Every judge may be predisposed to discern the high merits of the particular system of judicial selection that resulted in his appointment, and there’s no doubt that a system of popular election of judges has significant potential flaws, not least of which is the tendency to turn judges into politicians. Still, it’s rather surprising that four justices went out of their way to offer their policy views against election of judges. Justice Stevens, joined by Justice Souter, wrote a brief concurring opinion purporting to “emphasize the distinction between constitutionality and wise policy”—a distinction that Scalia’s opinion repeatedly made—but in fact going much further to signal his agreement with “the broader proposition that the very practice of electing judges is unwise.” And Justice Kennedy, in a portion of his opinion that Justice Breyer joined, raised the “persisting question” whether a system of popular judicial election “is consistent with the perception and the reality of judicial independence and judicial excellence.”

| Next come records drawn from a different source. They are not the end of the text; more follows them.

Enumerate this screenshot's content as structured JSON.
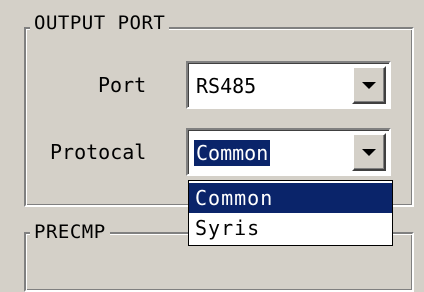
{
  "output_port": {
    "title": "OUTPUT PORT",
    "port_label": "Port",
    "port_value": "RS485",
    "protocol_label": "Protocal",
    "protocol_value": "Common",
    "protocol_options": [
      "Common",
      "Syris"
    ],
    "highlighted_option": "Common"
  },
  "precmp": {
    "title": "PRECMP"
  },
  "colors": {
    "window_bg": "#d4d0c8",
    "selection_bg": "#0a246a",
    "selection_text": "#ffffff"
  },
  "icons": {
    "dropdown_arrow": "chevron-down-icon"
  }
}
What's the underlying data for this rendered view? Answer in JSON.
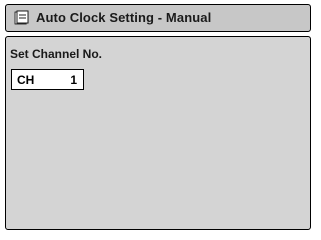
{
  "screen": {
    "title": "Auto Clock Setting - Manual",
    "title_icon": "clock-setting-icon"
  },
  "main": {
    "section_label": "Set Channel No.",
    "channel": {
      "label": "CH",
      "value": "1"
    }
  }
}
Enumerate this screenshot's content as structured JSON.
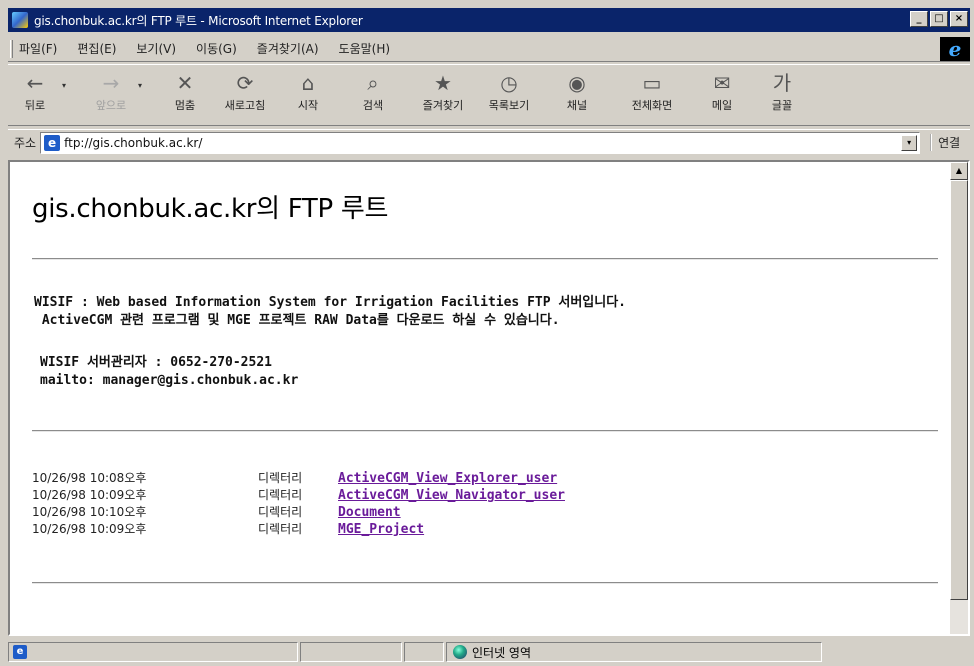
{
  "window": {
    "title": "gis.chonbuk.ac.kr의 FTP 루트 - Microsoft Internet Explorer",
    "controls": {
      "minimize": "_",
      "maximize": "□",
      "close": "×"
    }
  },
  "menu": {
    "items": [
      "파일(F)",
      "편집(E)",
      "보기(V)",
      "이동(G)",
      "즐겨찾기(A)",
      "도움말(H)"
    ],
    "logo": "e"
  },
  "toolbar": {
    "back": "뒤로",
    "forward": "앞으로",
    "stop": "멈춤",
    "refresh": "새로고침",
    "home": "시작",
    "search": "검색",
    "favorites": "즐겨찾기",
    "history": "목록보기",
    "channels": "채널",
    "fullscreen": "전체화면",
    "mail": "메일",
    "font": "글꼴",
    "icons": {
      "back": "←",
      "forward": "→",
      "stop": "✕",
      "refresh": "⟳",
      "home": "⌂",
      "search": "⌕",
      "favorites": "★",
      "history": "◷",
      "channels": "◉",
      "fullscreen": "▭",
      "mail": "✉",
      "font": "가"
    },
    "dropdown": "▾"
  },
  "address": {
    "label": "주소",
    "url": "ftp://gis.chonbuk.ac.kr/",
    "links_label": "연결",
    "dropdown": "▾",
    "page_icon": "e"
  },
  "page": {
    "title": "gis.chonbuk.ac.kr의 FTP 루트",
    "message_line1": "WISIF : Web based Information System for Irrigation Facilities FTP 서버입니다.",
    "message_line2": " ActiveCGM 관련 프로그램 및 MGE 프로젝트 RAW Data를 다운로드 하실 수 있습니다.",
    "admin_line1": "WISIF 서버관리자 : 0652-270-2521",
    "admin_line2": "mailto: manager@gis.chonbuk.ac.kr",
    "listing": [
      {
        "date": "10/26/98 10:08오후",
        "kind": "디렉터리",
        "name": "ActiveCGM_View_Explorer_user"
      },
      {
        "date": "10/26/98 10:09오후",
        "kind": "디렉터리",
        "name": "ActiveCGM_View_Navigator_user"
      },
      {
        "date": "10/26/98 10:10오후",
        "kind": "디렉터리",
        "name": "Document"
      },
      {
        "date": "10/26/98 10:09오후",
        "kind": "디렉터리",
        "name": "MGE_Project"
      }
    ]
  },
  "status": {
    "zone": "인터넷 영역",
    "ie_icon": "e"
  }
}
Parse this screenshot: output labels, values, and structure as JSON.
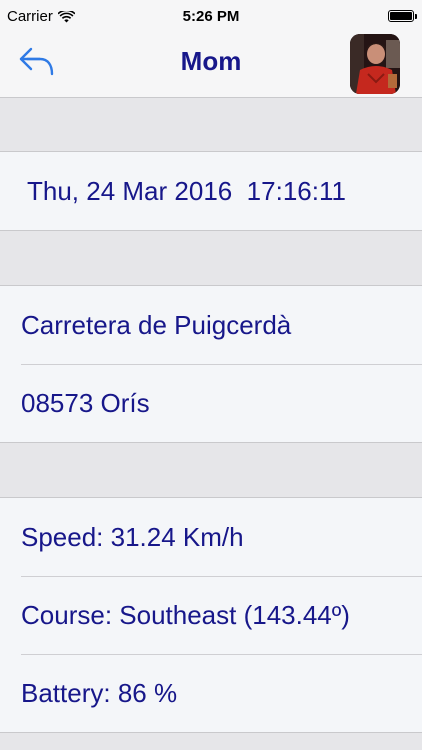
{
  "status_bar": {
    "carrier": "Carrier",
    "time": "5:26 PM",
    "battery_level": 1.0
  },
  "nav": {
    "title": "Mom",
    "back_icon": "reply-arrow-icon",
    "avatar_icon": "contact-photo"
  },
  "date_section": {
    "datetime": "Thu, 24 Mar 2016  17:16:11"
  },
  "address_section": {
    "street": "Carretera de Puigcerdà",
    "postal_city": "08573 Orís"
  },
  "info_section": {
    "speed": "Speed: 31.24 Km/h",
    "course": "Course: Southeast (143.44º)",
    "battery": "Battery: 86 %"
  },
  "colors": {
    "accent": "#17178a",
    "back_icon": "#2f7ae5",
    "cell_background": "#f4f6f9",
    "group_background": "#e6e6e9"
  }
}
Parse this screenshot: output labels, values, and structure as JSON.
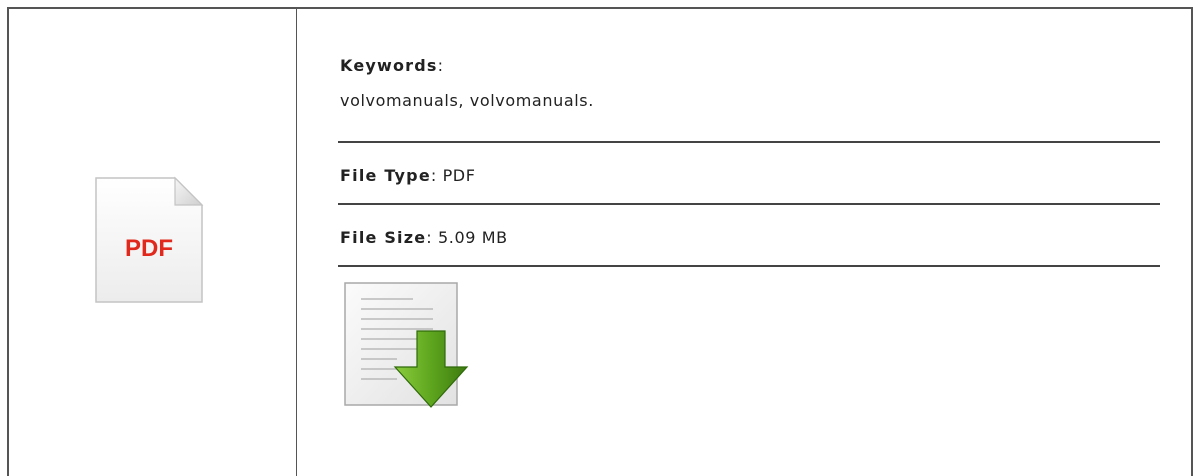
{
  "keywords": {
    "label": "Keywords",
    "separator": ":",
    "value": "volvomanuals, volvomanuals."
  },
  "file_type": {
    "label": "File Type",
    "separator": ":",
    "value": "PDF"
  },
  "file_size": {
    "label": "File Size",
    "separator": ":",
    "value": "5.09 MB"
  },
  "pdf_icon": {
    "text": "PDF",
    "icon": "pdf-file-icon",
    "text_color": "#e0291c"
  },
  "download_icon": {
    "icon": "document-download-icon",
    "arrow_color": "#4e9a06"
  }
}
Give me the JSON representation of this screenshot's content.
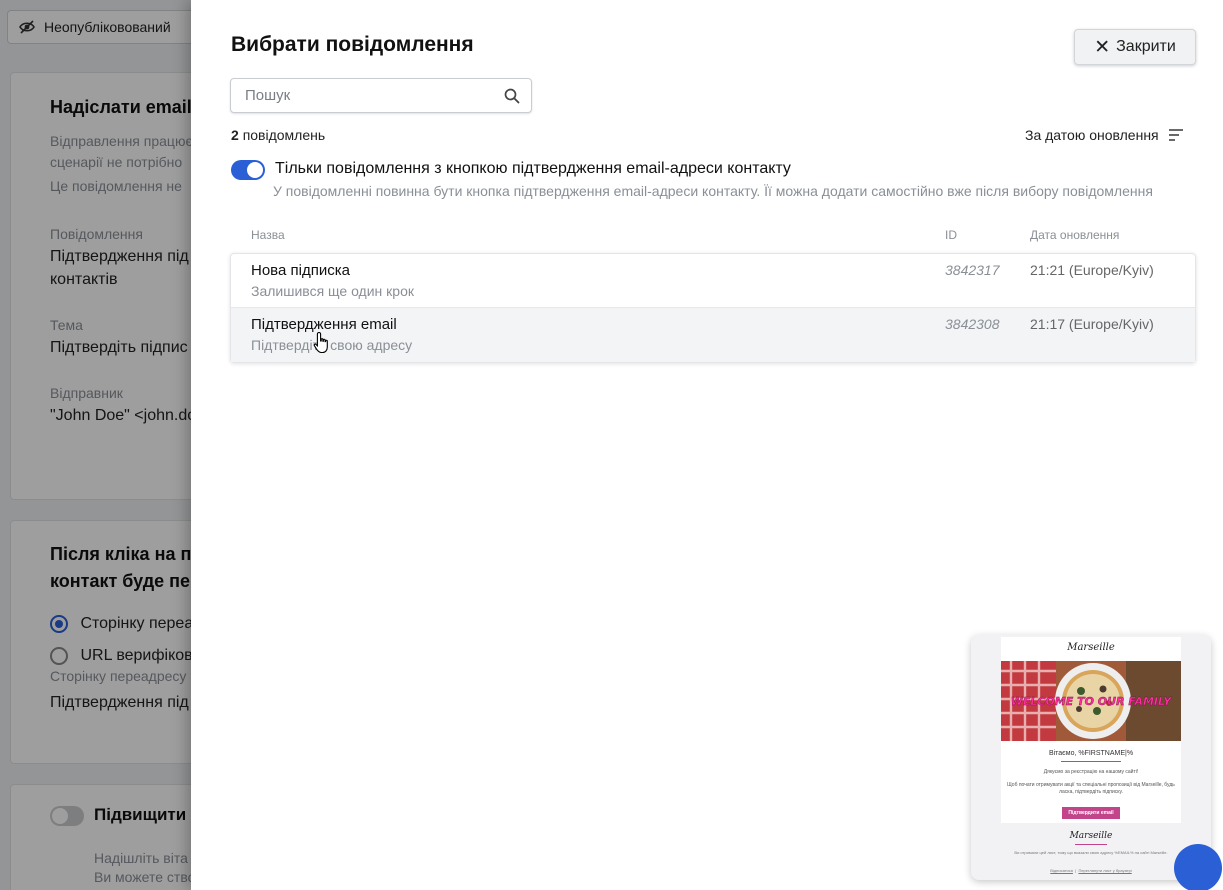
{
  "background": {
    "status": "Неопубліковований",
    "card1": {
      "title": "Надіслати email",
      "desc": "Відправлення працює сценарії не потрібно",
      "note": "Це повідомлення не",
      "message_label": "Повідомлення",
      "message_value": "Підтвердження під контактів",
      "subject_label": "Тема",
      "subject_value": "Підтвердіть підпис",
      "sender_label": "Відправник",
      "sender_value": "\"John Doe\" <john.do"
    },
    "card2": {
      "title": "Після кліка на по контакт буде пер",
      "option1": "Сторінку переа",
      "option2": "URL верифіков",
      "page_label": "Сторінку переадресу",
      "page_value": "Підтвердження під"
    },
    "card3": {
      "title": "Підвищити з",
      "line1": "Надішліть віта",
      "line2": "Ви можете ство"
    }
  },
  "drawer": {
    "title": "Вибрати повідомлення",
    "close_label": "Закрити",
    "search_placeholder": "Пошук",
    "count": "2",
    "count_suffix": "повідомлень",
    "sort_label": "За датою оновлення",
    "toggle_label": "Тільки повідомлення з кнопкою підтвердження email-адреси контакту",
    "toggle_hint": "У повідомленні повинна бути кнопка підтвердження email-адреси контакту. Її можна додати самостійно вже після вибору повідомлення",
    "toggle_on": true,
    "columns": {
      "name": "Назва",
      "id": "ID",
      "date": "Дата оновлення"
    },
    "rows": [
      {
        "name": "Нова підписка",
        "subtitle": "Залишився ще один крок",
        "id": "3842317",
        "date": "21:21 (Europe/Kyiv)"
      },
      {
        "name": "Підтвердження email",
        "subtitle": "Підтвердіть свою адресу",
        "id": "3842308",
        "date": "21:17 (Europe/Kyiv)"
      }
    ]
  },
  "preview": {
    "logo": "Marseille",
    "hero_text": "WELCOME TO OUR FAMILY",
    "greeting": "Вітаємо, %FIRSTNAME|%",
    "line1": "Дякуємо за реєстрацію на нашому сайті!",
    "line2": "Щоб почати отримувати акції та спеціальні пропозиції від Marseille, будь ласка, підтвердіть підписку.",
    "button": "Підтвердити email",
    "footer_logo": "Marseille",
    "footer_text": "Ви отримали цей лист, тому що вказали свою адресу %EMAIL% на сайті Marseille.",
    "footer_link1": "Відписатися",
    "footer_link2": "Переглянути лист у браузері"
  },
  "colors": {
    "accent": "#2b5fd6",
    "brand_pink": "#c2458c"
  }
}
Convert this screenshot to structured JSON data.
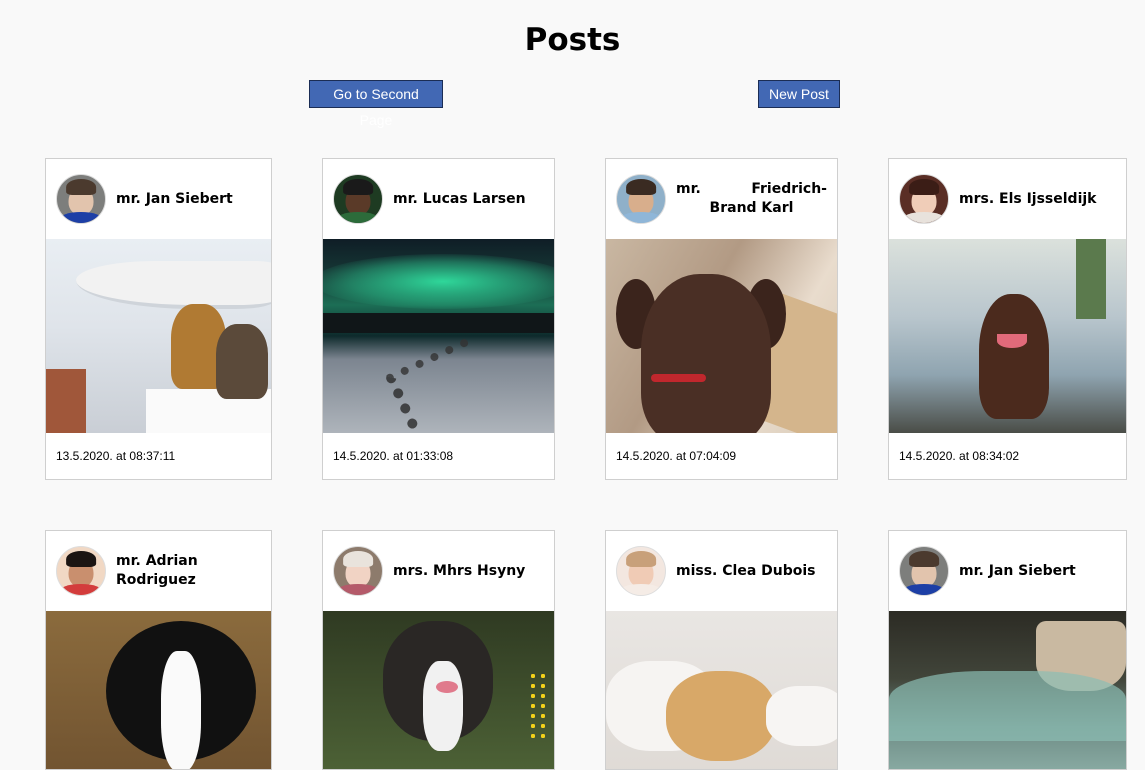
{
  "page": {
    "title": "Posts"
  },
  "buttons": {
    "second_page": "Go to Second Page",
    "new_post": "New Post"
  },
  "colors": {
    "button_bg": "#4268b4",
    "page_bg": "#f9f9f9"
  },
  "posts": [
    {
      "author": "mr. Jan Siebert",
      "date": "13.5.2020. at 08:37:11",
      "image": "dogs-on-boat"
    },
    {
      "author": "mr. Lucas Larsen",
      "date": "14.5.2020. at 01:33:08",
      "image": "aurora-sled-dogs"
    },
    {
      "author": "mr. Friedrich- Brand Karl",
      "date": "14.5.2020. at 07:04:09",
      "image": "chocolate-labrador"
    },
    {
      "author": "mrs. Els Ijsseldijk",
      "date": "14.5.2020. at 08:34:02",
      "image": "brown-dog-running"
    },
    {
      "author": "mr. Adrian Rodriguez",
      "image": "border-collie-puppy"
    },
    {
      "author": "mrs. Mhrs Hsyny",
      "image": "tricolor-collie"
    },
    {
      "author": "miss. Clea Dubois",
      "image": "spaniel-on-pillow"
    },
    {
      "author": "mr. Jan Siebert",
      "image": "dog-in-fountain"
    }
  ]
}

What is particularly galling is that these justices (along with Justice Ginsburg) have signed their name (in Planned Parenthood v. Casey or in Lawrence v. Texas or in both) to the absurd proposition that “[a]t the heart of liberty is the right to define one’s own concept of existence, of meaning, of the universe, and of the mystery of human life.” As these justices have amply shown through their decisionmaking, that “mystery” declaration is nothing less than a claim of unconstrained power to define for all Americans which particular interests those justices think should be beyond the bounds of citizens to address through legislation. In other words, the very justices going out of their way to decry an election system that can turn judges into politicians are (along with Justice Ginsburg) the justices who are the most like politicians in robes and who believe that they have willy-nilly authority to act as superlegislators to override the democratic processes.